Click Image to Enlarge
Source: On-Page SEO: Anatomy of a Perfectly Optimized Page – Infographic
SEO isn’t easy to master but annoyingly it’s an essential part of blogging if you want to run it as a business. If you need a little help there’s lots of white hat SEO services to try. For example UpCity.com have created a detailed walk through and reporting system which will organise exactly what SEO tasks you need to do in order to achieve higher rankings (for $39 per month). Alternatively the highly regarded SEO Powersuite is an all in one suite of SEO tools which will help blast your competition into oblivion! The tools include Website Auditor which diagnoses onsite problems, RankTracker which helps you keep track of your search positions, SEO SpyGlass which enables you to find your competitors backlinks (and then nab them!) and LinkAssistant to find high quality back link sources. This is the software that many SEO professionals and agencies use.

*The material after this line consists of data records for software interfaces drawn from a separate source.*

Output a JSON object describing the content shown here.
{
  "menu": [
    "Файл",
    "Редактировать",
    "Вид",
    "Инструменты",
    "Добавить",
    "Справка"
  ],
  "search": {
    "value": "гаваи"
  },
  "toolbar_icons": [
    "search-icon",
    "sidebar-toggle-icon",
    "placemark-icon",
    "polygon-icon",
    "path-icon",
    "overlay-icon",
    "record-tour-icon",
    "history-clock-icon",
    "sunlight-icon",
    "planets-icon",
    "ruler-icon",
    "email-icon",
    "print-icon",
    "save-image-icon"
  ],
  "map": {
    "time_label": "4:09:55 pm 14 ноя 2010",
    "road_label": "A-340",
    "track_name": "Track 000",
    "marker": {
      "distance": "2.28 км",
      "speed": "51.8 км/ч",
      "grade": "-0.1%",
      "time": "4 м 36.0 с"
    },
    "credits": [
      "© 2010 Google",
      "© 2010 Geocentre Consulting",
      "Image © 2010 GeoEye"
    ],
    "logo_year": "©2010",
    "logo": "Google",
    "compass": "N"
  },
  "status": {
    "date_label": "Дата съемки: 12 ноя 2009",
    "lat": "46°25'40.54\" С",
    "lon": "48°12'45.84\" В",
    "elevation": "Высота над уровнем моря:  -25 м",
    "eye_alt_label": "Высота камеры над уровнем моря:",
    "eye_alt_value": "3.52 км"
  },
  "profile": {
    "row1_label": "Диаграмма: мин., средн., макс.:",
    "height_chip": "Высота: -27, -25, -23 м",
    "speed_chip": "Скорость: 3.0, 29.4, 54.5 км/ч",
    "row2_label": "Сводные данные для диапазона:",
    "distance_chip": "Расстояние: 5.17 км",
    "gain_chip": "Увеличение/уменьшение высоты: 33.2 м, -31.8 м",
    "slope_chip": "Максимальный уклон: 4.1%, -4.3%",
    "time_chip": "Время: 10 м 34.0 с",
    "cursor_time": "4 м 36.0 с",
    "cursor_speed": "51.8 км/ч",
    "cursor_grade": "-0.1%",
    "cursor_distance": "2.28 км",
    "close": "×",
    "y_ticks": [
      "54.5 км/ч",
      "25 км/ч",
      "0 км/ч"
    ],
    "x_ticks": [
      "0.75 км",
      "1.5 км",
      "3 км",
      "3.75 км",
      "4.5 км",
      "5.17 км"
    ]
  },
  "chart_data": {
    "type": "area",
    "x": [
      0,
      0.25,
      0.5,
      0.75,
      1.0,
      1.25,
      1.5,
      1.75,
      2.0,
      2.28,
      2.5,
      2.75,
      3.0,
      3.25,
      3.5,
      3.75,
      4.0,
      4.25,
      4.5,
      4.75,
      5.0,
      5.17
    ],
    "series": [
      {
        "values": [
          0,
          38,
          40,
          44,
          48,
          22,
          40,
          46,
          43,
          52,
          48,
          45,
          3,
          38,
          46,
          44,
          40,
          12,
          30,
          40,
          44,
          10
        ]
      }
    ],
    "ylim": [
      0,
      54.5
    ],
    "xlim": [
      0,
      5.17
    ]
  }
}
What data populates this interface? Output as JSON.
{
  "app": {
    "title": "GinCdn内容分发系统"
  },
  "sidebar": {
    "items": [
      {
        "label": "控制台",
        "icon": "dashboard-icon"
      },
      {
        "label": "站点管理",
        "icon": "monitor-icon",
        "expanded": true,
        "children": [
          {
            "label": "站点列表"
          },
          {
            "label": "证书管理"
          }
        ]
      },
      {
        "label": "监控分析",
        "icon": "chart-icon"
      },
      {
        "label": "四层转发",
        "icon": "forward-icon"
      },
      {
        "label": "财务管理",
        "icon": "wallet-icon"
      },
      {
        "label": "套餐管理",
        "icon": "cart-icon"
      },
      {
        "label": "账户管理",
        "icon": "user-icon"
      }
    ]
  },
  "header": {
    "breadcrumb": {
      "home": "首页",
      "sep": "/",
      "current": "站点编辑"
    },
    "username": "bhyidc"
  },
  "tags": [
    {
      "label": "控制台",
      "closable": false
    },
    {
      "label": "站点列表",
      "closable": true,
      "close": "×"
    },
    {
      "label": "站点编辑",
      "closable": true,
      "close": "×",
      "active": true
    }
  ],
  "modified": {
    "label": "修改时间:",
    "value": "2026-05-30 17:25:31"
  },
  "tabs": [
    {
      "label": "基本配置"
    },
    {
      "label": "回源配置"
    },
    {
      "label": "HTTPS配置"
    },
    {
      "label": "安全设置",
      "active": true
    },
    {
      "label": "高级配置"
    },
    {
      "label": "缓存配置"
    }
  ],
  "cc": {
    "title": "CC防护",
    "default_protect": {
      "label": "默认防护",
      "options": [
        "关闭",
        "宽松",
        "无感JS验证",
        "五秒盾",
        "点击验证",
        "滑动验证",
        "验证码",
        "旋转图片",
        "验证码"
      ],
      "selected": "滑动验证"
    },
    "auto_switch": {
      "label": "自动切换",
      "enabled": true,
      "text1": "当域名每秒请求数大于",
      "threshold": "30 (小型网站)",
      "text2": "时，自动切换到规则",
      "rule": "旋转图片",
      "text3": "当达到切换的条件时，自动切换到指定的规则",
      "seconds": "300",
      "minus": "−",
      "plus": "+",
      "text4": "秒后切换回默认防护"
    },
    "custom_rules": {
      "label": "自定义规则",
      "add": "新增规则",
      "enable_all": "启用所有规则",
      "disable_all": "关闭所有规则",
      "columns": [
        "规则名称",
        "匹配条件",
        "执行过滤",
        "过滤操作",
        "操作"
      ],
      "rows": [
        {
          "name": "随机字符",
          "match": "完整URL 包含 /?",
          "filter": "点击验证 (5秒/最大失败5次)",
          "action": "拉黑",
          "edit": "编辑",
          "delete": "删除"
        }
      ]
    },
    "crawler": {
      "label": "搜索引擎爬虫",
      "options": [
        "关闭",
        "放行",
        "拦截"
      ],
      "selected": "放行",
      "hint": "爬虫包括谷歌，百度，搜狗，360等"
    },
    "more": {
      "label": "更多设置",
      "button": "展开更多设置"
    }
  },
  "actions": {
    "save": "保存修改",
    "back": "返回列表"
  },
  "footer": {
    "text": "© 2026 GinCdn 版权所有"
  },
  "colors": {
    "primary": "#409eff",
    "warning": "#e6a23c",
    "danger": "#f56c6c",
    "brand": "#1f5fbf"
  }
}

Think about how to monetise
It’s all very well knowing how to rank and gain traffic but it’s also very important to have a monetisation strategy! There are many ways you can monetise your blog – affiliates schemes, AdSense, banner and video placements, advertorials, sponsored competitions, copy writing for other publishers and when you get to a certain level, paid campaigns with tourist boards and pitching for sponsorship. There’s also some less obvious ways of making money too. For example you can sell your photographs through SmugMug (this works best if you promote your end too) or selling your own products. For example David Hoffman from David’s Been Here invented, manufactured and branded his own inflatable travel pillow (which cleverly contours to your neck for maximum comfort) and is successfully selling the product through Amazon.
If you really want take the business of blogging seriously then we would definitely recommend investing in professional blogging courses. Nomadic Matt’s Super Star Blogging is the first one we’d recommend. Matt is the world’s most successful travel blogger and before the course he used to sell an ebook guide about how to build a successful travel blog which we actually used ourselves to turn this travel blog into a successful business. He really knows what he’s talking about – trust us! The course shows bloggers exactly where you need to focus your time and energy, how to grow an audience, write highly sharable content and how to develop your brand as well as more practical things like getting to grips with SEO and social media tactics which work. The course is a one off fee of $349.
Travel Blog Success is the other professional travel blogging course we’d recommend. It’s an online course and community where you can find the information and resources you’ll need to create your own successful travel blog, including starting up, building it, effective ways of promotion, and making money with your blog. It even covers subjects like how to increase your site’s loading speed (which really helps SEO). Run by a group of successful experienced travel bloggers, it has propelled many a travel blogger into the professional league.
Although running successful travel blog isn’t easy thing to achieve, it’s definitely possible to turn it into a serious business if you work hard enough (and have a strategy in mind) and the rewards are huge if you do make it. Yes at times it can feel like you’re juggling several very wriggly hamsters in the air at the same time but there are not many any jobs which allows you to be your own boss and travel the world at the same time! I know we wouldn’t change it for anything. Good luck!